Established in 1980, Pampered Chef is a manufacturer and supplier of kitchen accessories designed to make cooking easier without breaking the bank. Customers can shop for baking pans, skillets, blenders, slow cookers, seasonings, or dinnerware on the company's website or reach out to local consultants. You can even become a consultant yourself and host catalog parties, fundraisers, or other events.

Independent consultants, or hosts, earn a 20-33% commission per sale, says Pampered Chef. Depending on their performance, they may also qualify for rewards, freebies, and trips. After registration, you must purchase a starter kit and meet a minimum sales quota. The cheapest starter kit is $79 and contains basic kitchen tools, including a pan, garlic press, salad chopper, and spices. Unlike Avon, Herbalife, and other similar companies, Pampered Chef has no inventory requirements. This means you don't need to order all sorts of kitchen gadgets and store them at home while waiting for customers to roll in. When someone decides to buy from you, their order is shipped directly from the company's warehouse. 

The company had more than 40,000 consultants in 2018, according to Bon Appétit. But is Pampered Chef an MLM? Should you jump on the bandwagon and become a host? Let's find out. 

What is the business model behind Pampered Chef?

Herbalife, Rodan + Fields, Younique, and other multilevel marketing (MLM) companies generate revenue by selling directly to customers. Most of them don't have physical stores — instead, they market their products and services through independent consultants. "MLM distributors earn money from selling products to people they know, commissions from each person they recruit to the company and commissions from the sales and recruits generated from their own recruits, continuing down multiple levels," explains Christine Alemany, the CEO at Trailblaze Growth Advisors (via Forbes).

Pampered Chef pays sales commissions and bonuses based on recruiting volume, so it fits the definition of an MLM. But that's not necessarily a bad thing. The Federal Trade Commission explains that MLM distributors can earn more or less, depending on sales volume and the number of people on their downline. Unfortunately, most consultants make little money or end up losing their investment. Only 25% make a profit, reports AARP.

As a Pampered Chef consultant, you'll get your own website where you can list and sell your products. This service is free for 90 days — after that, you have to pay $12 per month. The company also provides training resources and support, but it's up to you to identify potential buyers and close the deal.
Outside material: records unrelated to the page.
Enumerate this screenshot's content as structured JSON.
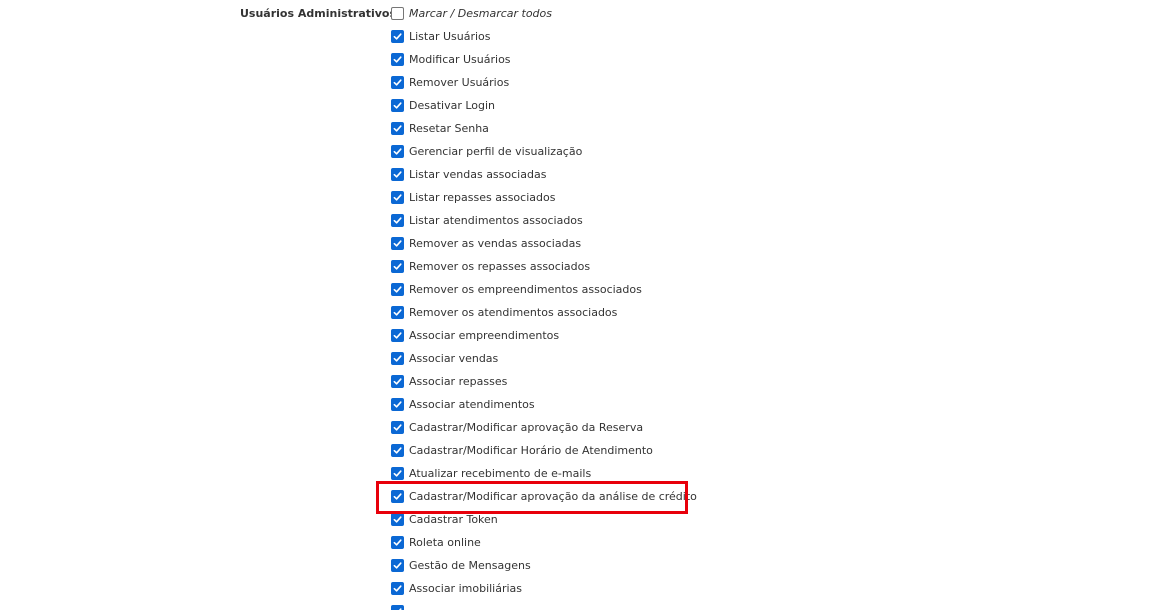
{
  "section": {
    "label": "Usuários Administrativos",
    "toggle_all": {
      "label": "Marcar / Desmarcar todos",
      "checked": false
    }
  },
  "permissions": [
    {
      "label": "Listar Usuários",
      "checked": true
    },
    {
      "label": "Modificar Usuários",
      "checked": true
    },
    {
      "label": "Remover Usuários",
      "checked": true
    },
    {
      "label": "Desativar Login",
      "checked": true
    },
    {
      "label": "Resetar Senha",
      "checked": true
    },
    {
      "label": "Gerenciar perfil de visualização",
      "checked": true
    },
    {
      "label": "Listar vendas associadas",
      "checked": true
    },
    {
      "label": "Listar repasses associados",
      "checked": true
    },
    {
      "label": "Listar atendimentos associados",
      "checked": true
    },
    {
      "label": "Remover as vendas associadas",
      "checked": true
    },
    {
      "label": "Remover os repasses associados",
      "checked": true
    },
    {
      "label": "Remover os empreendimentos associados",
      "checked": true
    },
    {
      "label": "Remover os atendimentos associados",
      "checked": true
    },
    {
      "label": "Associar empreendimentos",
      "checked": true
    },
    {
      "label": "Associar vendas",
      "checked": true
    },
    {
      "label": "Associar repasses",
      "checked": true
    },
    {
      "label": "Associar atendimentos",
      "checked": true
    },
    {
      "label": "Cadastrar/Modificar aprovação da Reserva",
      "checked": true
    },
    {
      "label": "Cadastrar/Modificar Horário de Atendimento",
      "checked": true
    },
    {
      "label": "Atualizar recebimento de e-mails",
      "checked": true
    },
    {
      "label": "Cadastrar/Modificar aprovação da análise de crédito",
      "checked": true,
      "highlighted": true
    },
    {
      "label": "Cadastrar Token",
      "checked": true
    },
    {
      "label": "Roleta online",
      "checked": true
    },
    {
      "label": "Gestão de Mensagens",
      "checked": true
    },
    {
      "label": "Associar imobiliárias",
      "checked": true
    },
    {
      "label": "",
      "checked": true
    }
  ],
  "colors": {
    "checkbox_checked": "#0b68d4",
    "highlight_border": "#e8000b",
    "text": "#333333"
  }
}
If you have business acumen and passion for cooking, then it might be worth joining Pampered Chef — although it's an MLM. Just make sure you have realistic expectations.